### Your instructions
Repeat exactly, and nothing more, the lines from the one that includes "Parse this screenshot: output" through the final line of the entries; skip the pictures.
[[ Extracted material, beginning ]]
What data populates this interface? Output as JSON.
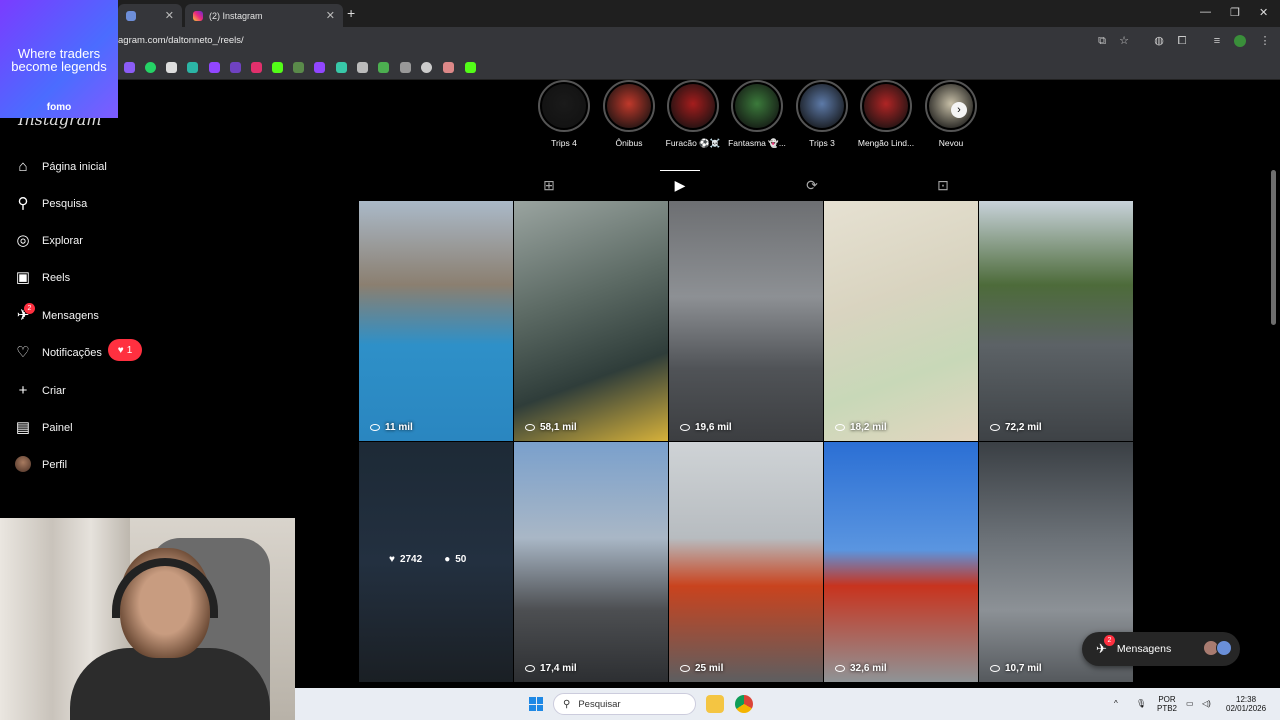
{
  "browser": {
    "tabs": [
      {
        "label": ""
      },
      {
        "label": "(2) Instagram"
      }
    ],
    "url": "agram.com/daltonneto_/reels/"
  },
  "ad": {
    "tagline": "Where traders become legends",
    "brand": "fomo"
  },
  "sidebar": {
    "logo": "Instagram",
    "items": [
      {
        "label": "Página inicial",
        "icon": "home-icon"
      },
      {
        "label": "Pesquisa",
        "icon": "search-icon"
      },
      {
        "label": "Explorar",
        "icon": "compass-icon"
      },
      {
        "label": "Reels",
        "icon": "reels-icon"
      },
      {
        "label": "Mensagens",
        "icon": "messenger-icon",
        "badge": "2"
      },
      {
        "label": "Notificações",
        "icon": "heart-icon"
      },
      {
        "label": "Criar",
        "icon": "plus-icon"
      },
      {
        "label": "Painel",
        "icon": "dashboard-icon"
      },
      {
        "label": "Perfil",
        "icon": "avatar"
      }
    ],
    "notif_count": "1"
  },
  "stories": [
    {
      "label": "Trips 4",
      "color": "#1a1a1a"
    },
    {
      "label": "Ônibus",
      "color": "#c0392b"
    },
    {
      "label": "Furacão ⚽️☠️",
      "color": "#a51d1d"
    },
    {
      "label": "Fantasma 👻...",
      "color": "#3b7a3b"
    },
    {
      "label": "Trips 3",
      "color": "#5d7aa8"
    },
    {
      "label": "Mengão Lind...",
      "color": "#b02525"
    },
    {
      "label": "Nevou",
      "color": "#c8c0a8"
    }
  ],
  "profile_tabs": [
    "posts-grid-icon",
    "reels-icon",
    "reposts-icon",
    "tagged-icon"
  ],
  "reels": [
    {
      "views": "11 mil",
      "bg": "linear-gradient(180deg,#aab9c8 0%,#8b7f70 35%,#2e90c8 60%,#2a86c0 100%)"
    },
    {
      "views": "58,1 mil",
      "bg": "linear-gradient(160deg,#9aa4a0 0%,#5c6a64 40%,#2f3d3a 70%,#d6b13a 100%)"
    },
    {
      "views": "19,6 mil",
      "bg": "linear-gradient(180deg,#6d6f72 0%,#8d9094 40%,#505357 70%,#3c3e41 100%)"
    },
    {
      "views": "18,2 mil",
      "bg": "linear-gradient(160deg,#e6e1d2 0%,#d9d4c0 40%,#c8d8b8 70%,#e3d6c0 100%)"
    },
    {
      "views": "72,2 mil",
      "bg": "linear-gradient(180deg,#c8d2da 0%,#4d6b3a 35%,#5c6266 60%,#3e4246 100%)"
    },
    {
      "views": "",
      "bg": "linear-gradient(180deg,#1d2a36 0%,#233040 50%,#1a1f24 100%)"
    },
    {
      "views": "17,4 mil",
      "bg": "linear-gradient(180deg,#7aa0cc 0%,#a9b7c6 40%,#4d4f52 70%,#2d2f32 100%)"
    },
    {
      "views": "25 mil",
      "bg": "linear-gradient(180deg,#cfd3d6 0%,#b7bcc0 40%,#c9431e 60%,#5d5e60 100%)"
    },
    {
      "views": "32,6 mil",
      "bg": "linear-gradient(180deg,#2b6fd4 0%,#5a95e0 45%,#c8331e 60%,#8f9396 100%)"
    },
    {
      "views": "10,7 mil",
      "bg": "linear-gradient(180deg,#3a3f44 0%,#6b7177 40%,#8c9196 70%,#55595d 100%)"
    }
  ],
  "hover": {
    "likes": "2742",
    "comments": "50"
  },
  "messages_button": {
    "label": "Mensagens",
    "badge": "2"
  },
  "taskbar": {
    "search_placeholder": "Pesquisar",
    "lang": "POR",
    "layout": "PTB2",
    "time": "12:38",
    "date": "02/01/2026"
  },
  "colors": {
    "accent_red": "#ff3040",
    "ig_bg": "#000000",
    "chrome_dark": "#35363a"
  }
}
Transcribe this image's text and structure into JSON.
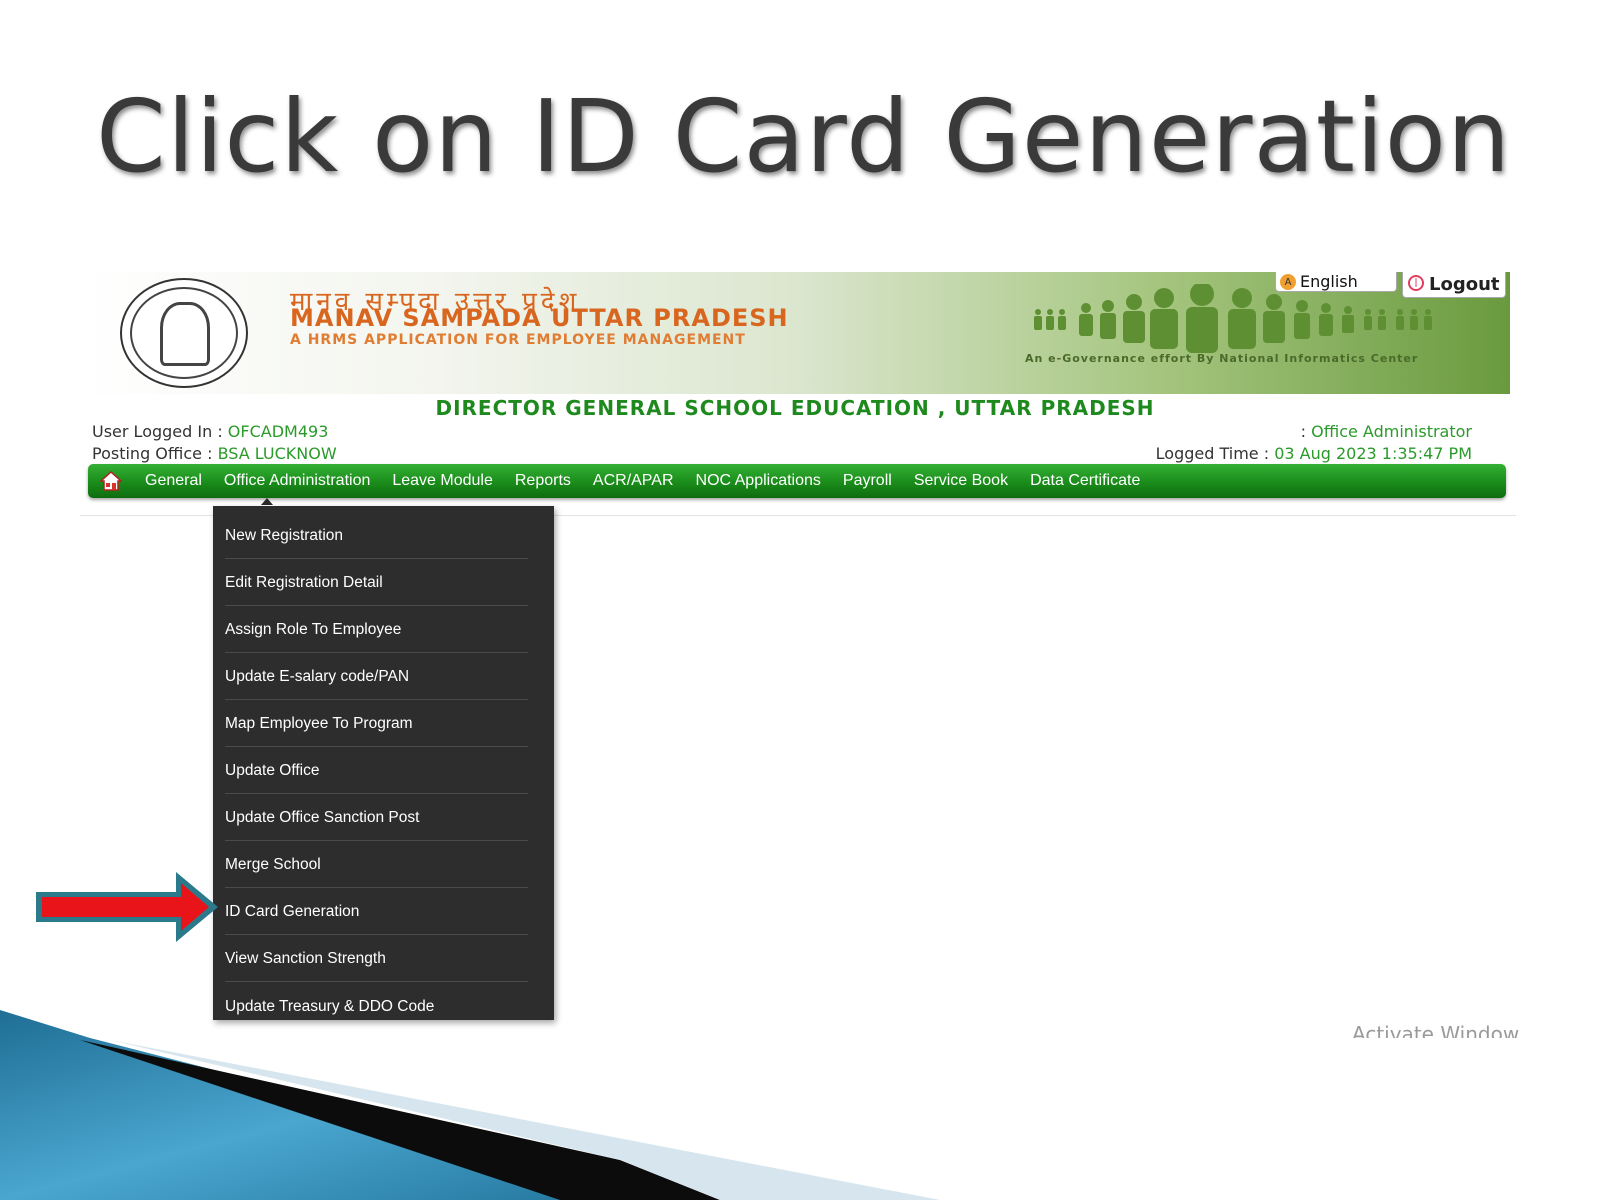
{
  "slide_title": "Click on ID Card Generation",
  "header": {
    "hindi_title": "मानव सम्पदा उत्तर प्रदेश",
    "title": "MANAV SAMPADA UTTAR PRADESH",
    "tagline": "A HRMS APPLICATION FOR EMPLOYEE MANAGEMENT",
    "egov_note": "An e-Governance effort By National Informatics Center",
    "language_label": "English",
    "logout_label": "Logout"
  },
  "department": "DIRECTOR GENERAL SCHOOL EDUCATION , UTTAR PRADESH",
  "user_info": {
    "logged_in_label": "User Logged In : ",
    "logged_in_value": "OFCADM493",
    "posting_label": "Posting Office : ",
    "posting_value": "BSA LUCKNOW",
    "role_label": ": ",
    "role_value": "Office Administrator",
    "time_label": "Logged Time : ",
    "time_value": "03 Aug 2023 1:35:47 PM"
  },
  "nav": {
    "items": [
      "General",
      "Office Administration",
      "Leave Module",
      "Reports",
      "ACR/APAR",
      "NOC Applications",
      "Payroll",
      "Service Book",
      "Data Certificate"
    ],
    "active_item": "Office Administration"
  },
  "dropdown": {
    "items": [
      "New Registration",
      "Edit Registration Detail",
      "Assign Role To Employee",
      "Update E-salary code/PAN",
      "Map Employee To Program",
      "Update Office",
      "Update Office Sanction Post",
      "Merge School",
      "ID Card Generation",
      "View Sanction Strength",
      "Update Treasury & DDO Code"
    ],
    "highlighted_item": "ID Card Generation"
  },
  "watermark": "Activate Window",
  "colors": {
    "nav_green": "#1a8c1a",
    "accent_orange": "#d9661f",
    "value_green": "#2a9a2a",
    "menu_dark": "#2d2d2d",
    "arrow_red": "#e8141a"
  }
}
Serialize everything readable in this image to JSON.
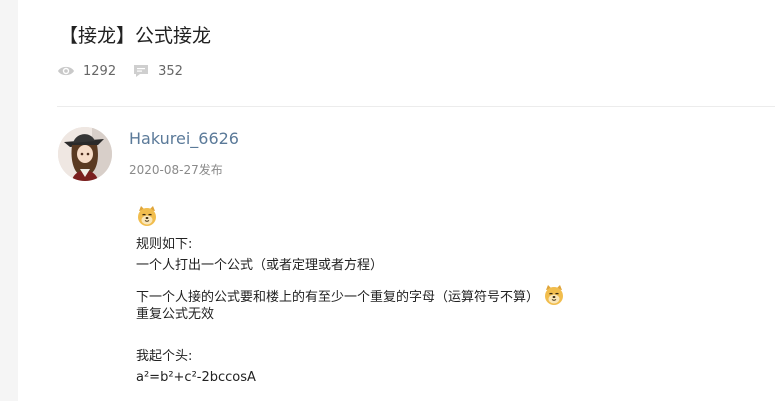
{
  "post": {
    "title": "【接龙】公式接龙",
    "views": "1292",
    "replies": "352"
  },
  "author": {
    "name": "Hakurei_6626",
    "date": "2020-08-27发布"
  },
  "content": {
    "emoji_name": "doge-emoji",
    "lines": [
      "规则如下:",
      "一个人打出一个公式（或者定理或者方程）",
      "下一个人接的公式要和楼上的有至少一个重复的字母（运算符号不算）",
      "重复公式无效",
      "",
      "我起个头:",
      "a²=b²+c²-2bccosA"
    ]
  }
}
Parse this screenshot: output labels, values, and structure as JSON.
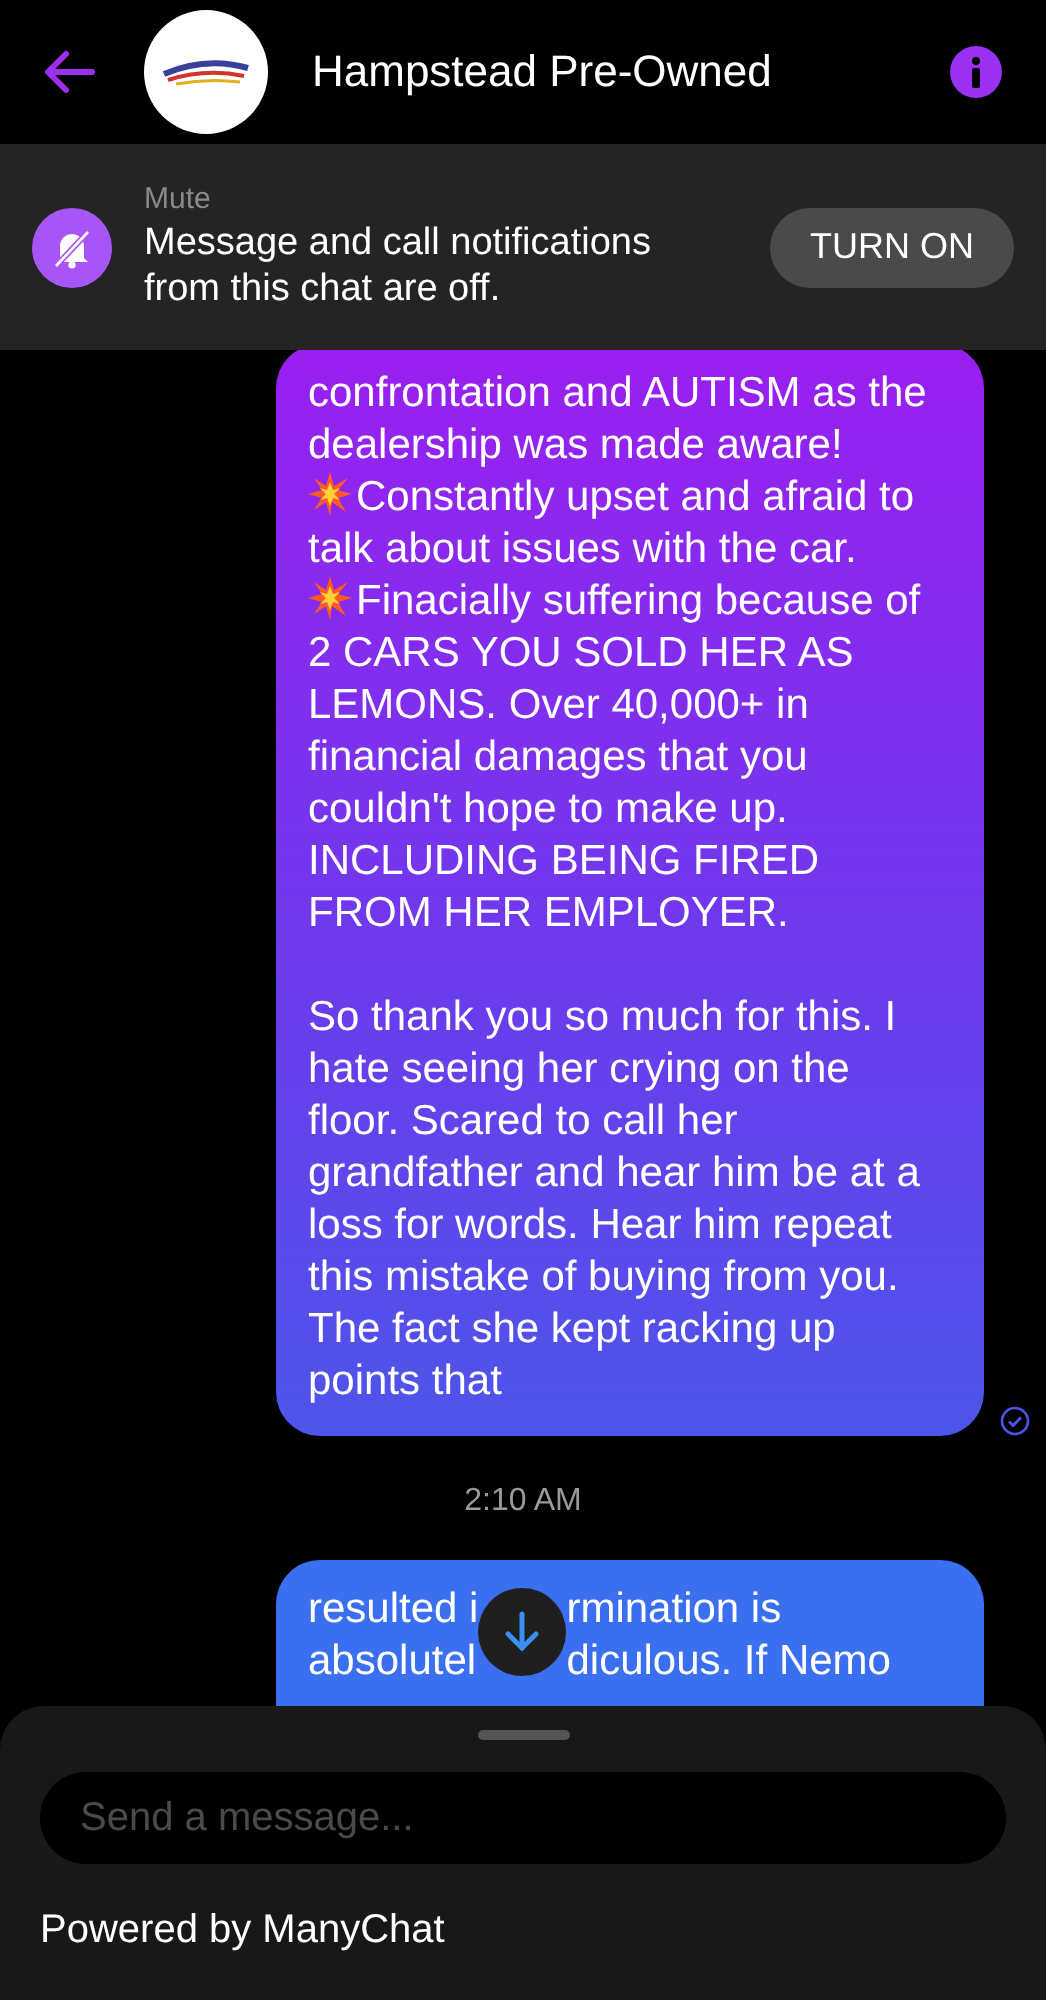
{
  "header": {
    "title": "Hampstead Pre-Owned"
  },
  "mute_banner": {
    "label": "Mute",
    "message": "Message and call notifications from this chat are off.",
    "button": "TURN ON"
  },
  "messages": [
    {
      "kind": "sent",
      "seen": true,
      "paragraphs": [
        {
          "kind": "text",
          "text": "confrontation and AUTISM as the dealership was made aware!"
        },
        {
          "kind": "burst",
          "text": "Constantly upset and afraid to talk about issues with the car."
        },
        {
          "kind": "burst",
          "text": "Finacially suffering because of 2 CARS YOU SOLD HER AS LEMONS. Over 40,000+ in financial damages that you couldn't hope to make up. INCLUDING BEING FIRED FROM HER EMPLOYER."
        },
        {
          "kind": "gap"
        },
        {
          "kind": "text",
          "text": "So thank you so much for this. I hate seeing her crying on the floor. Scared to call her grandfather and hear him be at a loss for words. Hear him repeat this mistake of buying from you. The fact she kept racking up points that"
        }
      ]
    },
    {
      "kind": "time",
      "text": "2:10 AM"
    },
    {
      "kind": "sent",
      "paragraphs": [
        {
          "kind": "split",
          "lines": [
            [
              "resulted i",
              "rmination is"
            ],
            [
              "absolutel",
              "diculous. If Nemo"
            ]
          ]
        }
      ]
    }
  ],
  "composer": {
    "placeholder": "Send a message...",
    "footer": "Powered by ManyChat"
  }
}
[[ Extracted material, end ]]
### Output for this exercise
Parse this screenshot: output labels, values, and structure as JSON.
{
  "header": {
    "title": "Hampstead Pre-Owned"
  },
  "mute_banner": {
    "label": "Mute",
    "message": "Message and call notifications from this chat are off.",
    "button": "TURN ON"
  },
  "messages": [
    {
      "kind": "sent",
      "seen": true,
      "paragraphs": [
        {
          "kind": "text",
          "text": "confrontation and AUTISM as the dealership was made aware!"
        },
        {
          "kind": "burst",
          "text": "Constantly upset and afraid to talk about issues with the car."
        },
        {
          "kind": "burst",
          "text": "Finacially suffering because of 2 CARS YOU SOLD HER AS LEMONS. Over 40,000+ in financial damages that you couldn't hope to make up. INCLUDING BEING FIRED FROM HER EMPLOYER."
        },
        {
          "kind": "gap"
        },
        {
          "kind": "text",
          "text": "So thank you so much for this. I hate seeing her crying on the floor. Scared to call her grandfather and hear him be at a loss for words. Hear him repeat this mistake of buying from you. The fact she kept racking up points that"
        }
      ]
    },
    {
      "kind": "time",
      "text": "2:10 AM"
    },
    {
      "kind": "sent",
      "paragraphs": [
        {
          "kind": "split",
          "lines": [
            [
              "resulted i",
              "rmination is"
            ],
            [
              "absolutel",
              "diculous. If Nemo"
            ]
          ]
        }
      ]
    }
  ],
  "composer": {
    "placeholder": "Send a message...",
    "footer": "Powered by ManyChat"
  }
}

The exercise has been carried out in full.